With this, their sixth studio album, Lisbon, the band has the problem of having to follow up their masterpiece. There is no doubt that You & Me is their most impressive body of work to date and it feels like the album the rest were written to allow for, Lisbon is the sound of a band realising that they have managed it, and they can relax and spread out in their new found peace. However, don’t mistake that observation for it being complacent – straight away on Lisbon there is an immediacy of difference. More brass horns and less dark piano crawl over this record, and the vocals are sounding warmer with every track. If this album was to be described as a season it would be spring, but a dark, twisted, malevolent spring in which the flowers are all blooming and the trees are back in colour... but the flowers are blues and blacks and the leaves have grown back in autumn colours.
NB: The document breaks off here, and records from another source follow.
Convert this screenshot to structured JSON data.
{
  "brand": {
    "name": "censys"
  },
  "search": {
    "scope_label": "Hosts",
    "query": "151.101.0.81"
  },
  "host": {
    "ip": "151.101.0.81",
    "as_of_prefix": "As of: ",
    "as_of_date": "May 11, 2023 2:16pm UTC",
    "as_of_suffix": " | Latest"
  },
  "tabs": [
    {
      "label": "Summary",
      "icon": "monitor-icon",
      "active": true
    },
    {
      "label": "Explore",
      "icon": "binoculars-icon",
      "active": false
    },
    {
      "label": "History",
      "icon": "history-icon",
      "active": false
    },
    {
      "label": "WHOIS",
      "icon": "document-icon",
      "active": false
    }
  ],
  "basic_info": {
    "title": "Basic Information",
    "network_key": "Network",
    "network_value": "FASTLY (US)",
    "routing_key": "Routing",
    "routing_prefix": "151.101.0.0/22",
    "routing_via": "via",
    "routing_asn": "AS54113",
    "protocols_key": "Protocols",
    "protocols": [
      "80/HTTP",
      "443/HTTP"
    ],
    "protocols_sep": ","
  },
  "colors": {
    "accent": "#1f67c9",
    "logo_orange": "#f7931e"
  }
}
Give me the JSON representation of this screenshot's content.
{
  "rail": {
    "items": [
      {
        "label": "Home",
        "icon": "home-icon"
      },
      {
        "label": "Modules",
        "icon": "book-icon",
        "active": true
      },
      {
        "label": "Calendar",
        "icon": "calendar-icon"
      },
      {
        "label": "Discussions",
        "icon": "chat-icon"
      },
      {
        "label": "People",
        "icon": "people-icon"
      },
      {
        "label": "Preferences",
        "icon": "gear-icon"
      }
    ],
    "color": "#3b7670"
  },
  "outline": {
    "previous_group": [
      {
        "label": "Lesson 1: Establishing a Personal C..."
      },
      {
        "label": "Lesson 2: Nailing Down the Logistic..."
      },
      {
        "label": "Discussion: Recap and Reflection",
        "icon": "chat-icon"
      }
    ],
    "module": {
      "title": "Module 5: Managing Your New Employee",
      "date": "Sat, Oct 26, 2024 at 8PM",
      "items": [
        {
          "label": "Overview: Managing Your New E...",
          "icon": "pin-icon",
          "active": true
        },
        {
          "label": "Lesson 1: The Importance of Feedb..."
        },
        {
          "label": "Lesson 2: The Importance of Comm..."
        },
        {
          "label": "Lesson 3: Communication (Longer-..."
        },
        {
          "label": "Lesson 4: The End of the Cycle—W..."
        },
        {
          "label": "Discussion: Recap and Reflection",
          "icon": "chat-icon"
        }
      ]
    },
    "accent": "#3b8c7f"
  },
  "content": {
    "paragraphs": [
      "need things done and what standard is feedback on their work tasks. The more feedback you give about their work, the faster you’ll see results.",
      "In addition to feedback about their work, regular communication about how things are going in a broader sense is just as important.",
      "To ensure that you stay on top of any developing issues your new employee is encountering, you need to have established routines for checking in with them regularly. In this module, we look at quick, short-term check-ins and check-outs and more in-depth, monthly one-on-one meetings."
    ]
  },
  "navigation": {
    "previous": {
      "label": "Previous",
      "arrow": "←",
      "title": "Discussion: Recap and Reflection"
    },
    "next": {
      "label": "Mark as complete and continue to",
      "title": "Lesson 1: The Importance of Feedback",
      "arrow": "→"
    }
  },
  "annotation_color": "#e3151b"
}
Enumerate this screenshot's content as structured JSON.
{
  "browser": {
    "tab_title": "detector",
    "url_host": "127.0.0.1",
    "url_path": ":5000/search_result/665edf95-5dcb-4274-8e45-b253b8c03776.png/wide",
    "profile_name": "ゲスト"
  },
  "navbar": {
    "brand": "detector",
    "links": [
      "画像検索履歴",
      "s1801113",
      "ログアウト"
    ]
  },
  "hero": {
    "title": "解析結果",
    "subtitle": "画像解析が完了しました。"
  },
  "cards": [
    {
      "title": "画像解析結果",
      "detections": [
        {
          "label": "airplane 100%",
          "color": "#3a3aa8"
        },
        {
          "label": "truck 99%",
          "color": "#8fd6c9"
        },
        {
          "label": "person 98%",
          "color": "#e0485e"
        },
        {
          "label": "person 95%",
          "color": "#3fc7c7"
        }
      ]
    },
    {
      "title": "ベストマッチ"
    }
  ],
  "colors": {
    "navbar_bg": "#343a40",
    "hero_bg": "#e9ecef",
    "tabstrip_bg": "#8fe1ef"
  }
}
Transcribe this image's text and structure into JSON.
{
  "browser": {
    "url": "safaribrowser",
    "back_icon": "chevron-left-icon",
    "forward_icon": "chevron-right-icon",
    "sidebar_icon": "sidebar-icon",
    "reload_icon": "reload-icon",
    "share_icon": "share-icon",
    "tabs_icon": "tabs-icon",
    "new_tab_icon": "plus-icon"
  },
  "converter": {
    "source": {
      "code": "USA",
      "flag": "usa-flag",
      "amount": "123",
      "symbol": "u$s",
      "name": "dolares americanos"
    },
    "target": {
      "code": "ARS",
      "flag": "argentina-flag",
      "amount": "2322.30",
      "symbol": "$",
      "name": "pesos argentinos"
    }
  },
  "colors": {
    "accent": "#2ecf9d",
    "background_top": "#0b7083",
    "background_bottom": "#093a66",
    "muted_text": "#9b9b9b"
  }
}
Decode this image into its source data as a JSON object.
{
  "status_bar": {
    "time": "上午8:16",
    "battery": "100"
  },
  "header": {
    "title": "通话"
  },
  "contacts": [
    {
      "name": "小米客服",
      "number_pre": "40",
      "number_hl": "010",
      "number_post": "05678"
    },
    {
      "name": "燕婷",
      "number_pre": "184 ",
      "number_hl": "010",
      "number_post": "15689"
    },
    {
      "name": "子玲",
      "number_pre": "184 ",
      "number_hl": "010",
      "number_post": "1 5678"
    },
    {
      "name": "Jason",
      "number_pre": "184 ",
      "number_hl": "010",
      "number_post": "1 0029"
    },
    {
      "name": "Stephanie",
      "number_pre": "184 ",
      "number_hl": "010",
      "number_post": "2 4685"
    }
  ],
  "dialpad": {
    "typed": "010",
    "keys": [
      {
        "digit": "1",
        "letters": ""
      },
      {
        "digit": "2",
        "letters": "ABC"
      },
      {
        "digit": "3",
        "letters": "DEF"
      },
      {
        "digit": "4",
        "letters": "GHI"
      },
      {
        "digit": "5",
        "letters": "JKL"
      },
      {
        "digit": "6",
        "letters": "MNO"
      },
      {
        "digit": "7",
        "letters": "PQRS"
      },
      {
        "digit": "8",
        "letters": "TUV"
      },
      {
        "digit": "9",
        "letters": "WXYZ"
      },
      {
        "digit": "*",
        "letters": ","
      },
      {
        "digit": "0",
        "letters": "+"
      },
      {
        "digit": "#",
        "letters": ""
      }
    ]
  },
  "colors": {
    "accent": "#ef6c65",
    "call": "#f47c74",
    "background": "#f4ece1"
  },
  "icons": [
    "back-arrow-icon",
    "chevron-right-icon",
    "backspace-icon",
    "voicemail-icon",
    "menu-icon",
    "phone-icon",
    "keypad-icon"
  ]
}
Inside the album there is a feeling that the album is artful. This bring me back to my first point, in a round a bout way. There’s a sense that the band are working their way through a plan, an almost mapped out journey of destinations and like most journeys there are blips and bumps along the way. The scenery is beautiful and the album soars beyond it’s early forefathers in most, if not all, the tracks, but is solemnly covered by its direct predecessor. Imagine that the first albums where cityscapes; the tumbling suburbs and the hostile industrial landscapes, the last two albums are the wonderful countryside of calm. Whilst the band are making music that feels timeless, like an old band used to, the rest of the world is screaming ahead into Autotuned Soylent Green futures, and this timelessness is present in not only the instrumentation, or the vocals, but right in the Walkmen’s life blood. The album feels artful because it is not new, it’s old, and it feels like an album used to feel. Lisbon is as good as You & Me without being You & Me again, and that’s some of the highest praise the album can be given.